Register to Reply Score 1 for Good Answer
Guru

Join Date: May 2016
Posts: 922
Good Answers: 44
#22
In reply to #21

Re: Billy D Willoughby

01/30/2017 3:13 PM

Rotary core transformer. Got it.

Register to Reply
Member

Join Date: Jan 2017
Posts: 6
#23
In reply to #21

Re: Billy D Willoughby

01/30/2017 6:33 PM

Thank you, dkwarner You are seriously help me understand, what I'm trying to do

Register to Reply
Guru

Join Date: May 2006
Location: Placerville, CA (38° 45N, 120° 47'W)
Posts: 4597
Good Answers: 168
#24
In reply to #23

Re: Billy D Willoughby

01/30/2017 7:12 PM

You're quite welcome!

If you are an inventor, then you need to become proficient in patent searching. For example, it took me about one minute to find this.

Note that I agree with Andrew Westman, that if the current leaves the conductor in which it was generated, it is no longer an eddy current. (Look up the term eddy). BUT, that does not prevent less well-informed individuals (and organizations, such as the Patent Office) from using the term to describe something which technically does not involve eddy currents.

Of course the first step in looking up any information is knowing how to spell the related terms.
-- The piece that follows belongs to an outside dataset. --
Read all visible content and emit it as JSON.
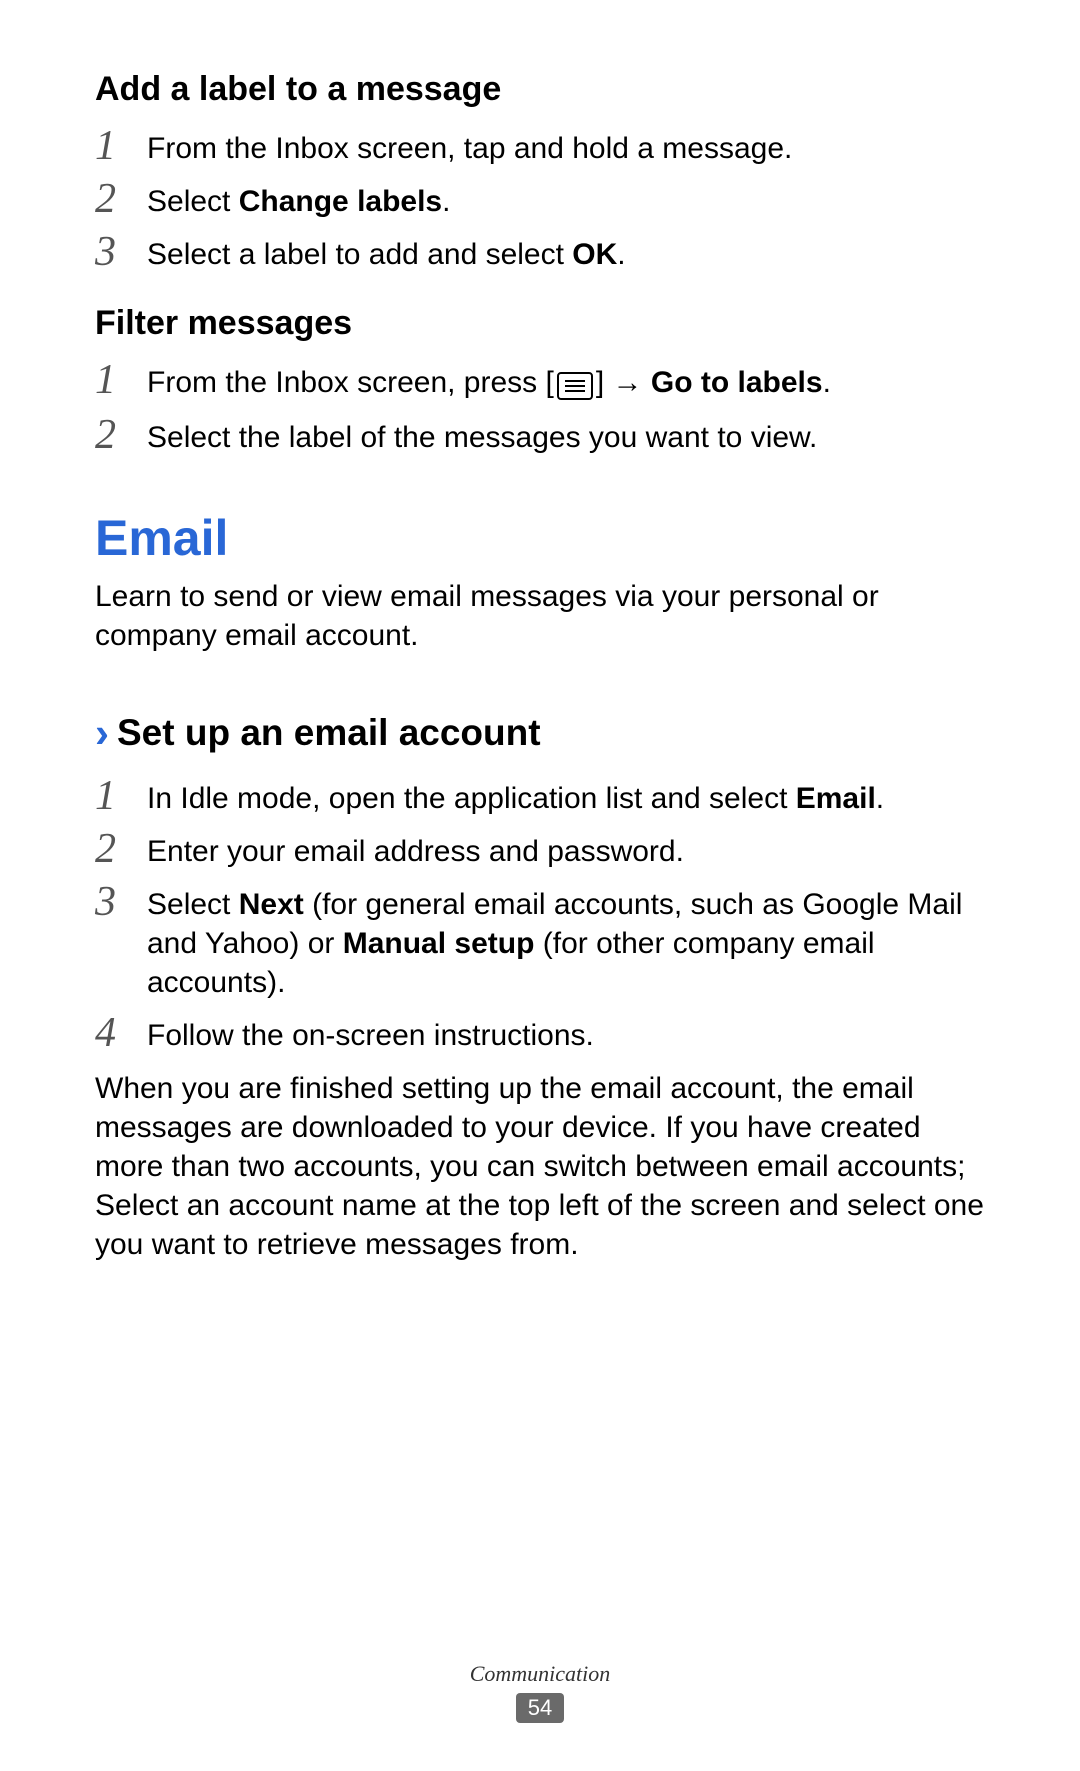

I frequently use Siri on my iPhone or Mac, or one of the dictionaries that lets you speak the term(s), to find out how to spell words.

__________________
Teaching is a great experience, but there is no better teacher than experience.
Register to Reply
Power-User
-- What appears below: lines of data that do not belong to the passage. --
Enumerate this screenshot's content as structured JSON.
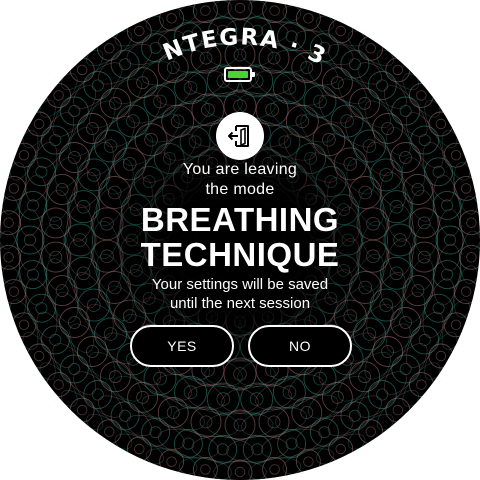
{
  "device": {
    "brand": "INTEGRA",
    "model": "3",
    "battery_level": 1.0,
    "battery_color": "#4cd137"
  },
  "dialog": {
    "icon": "exit-door-icon",
    "line1": "You are leaving",
    "line2": "the mode",
    "mode_line1": "BREATHING",
    "mode_line2": "TECHNIQUE",
    "note_line1": "Your settings will be saved",
    "note_line2": "until the next session",
    "yes_label": "YES",
    "no_label": "NO"
  },
  "colors": {
    "background": "#000000",
    "text": "#ffffff",
    "pattern_teal": "#2f8f84",
    "pattern_rose": "#a8706f"
  }
}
Join Date: Feb 2013
Posts: 251
Good Answers: 4
#25

Re: Billy D Willoughby

01/30/2017 7:21 PM

Eddie Fisher sure shocked the music world and electrified his fans!

Register to Reply Score 1 for Off Topic
Guru

Join Date: Jul 2005
Location: Stoke-on-Trent, UK
Posts: 3918
Good Answers: 119
#26

Re: Billy D Willoughby

02/07/2017 4:32 AM

Eddy currents are electricity.

__________________
Give masochists a fair crack of the whip
Register to Reply Score 1 for Off Topic
Register to Reply 26 comments
Interested in this topic? By joining CR4 you can "subscribe" to
this discussion and receive notification when new comments are added.

Comments rated to be Good Answers:

These comments received enough positive ratings to make them "good answers".

Comments rated to be "almost" Good Answers:

Check out these comments that don't yet have enough votes to be "official" good answers and, if you agree with them, rate them!
Copy to Clipboard

Users who posted comments:

Andrew Westman (5); Anonymous Poster (1); Codemaster (1); dkwarner (4); JE in Chicago (2); Jpfalt (3); lyn (1); phoenix911 (1); Rixter (1); SolarEagle (1); tripleee65 (5); wayneelowe (1)

Previous in Forum: Low Capacitance Coupling in Mains Step-Down Transformers   Next in Forum: Help Me With This!

Advertisement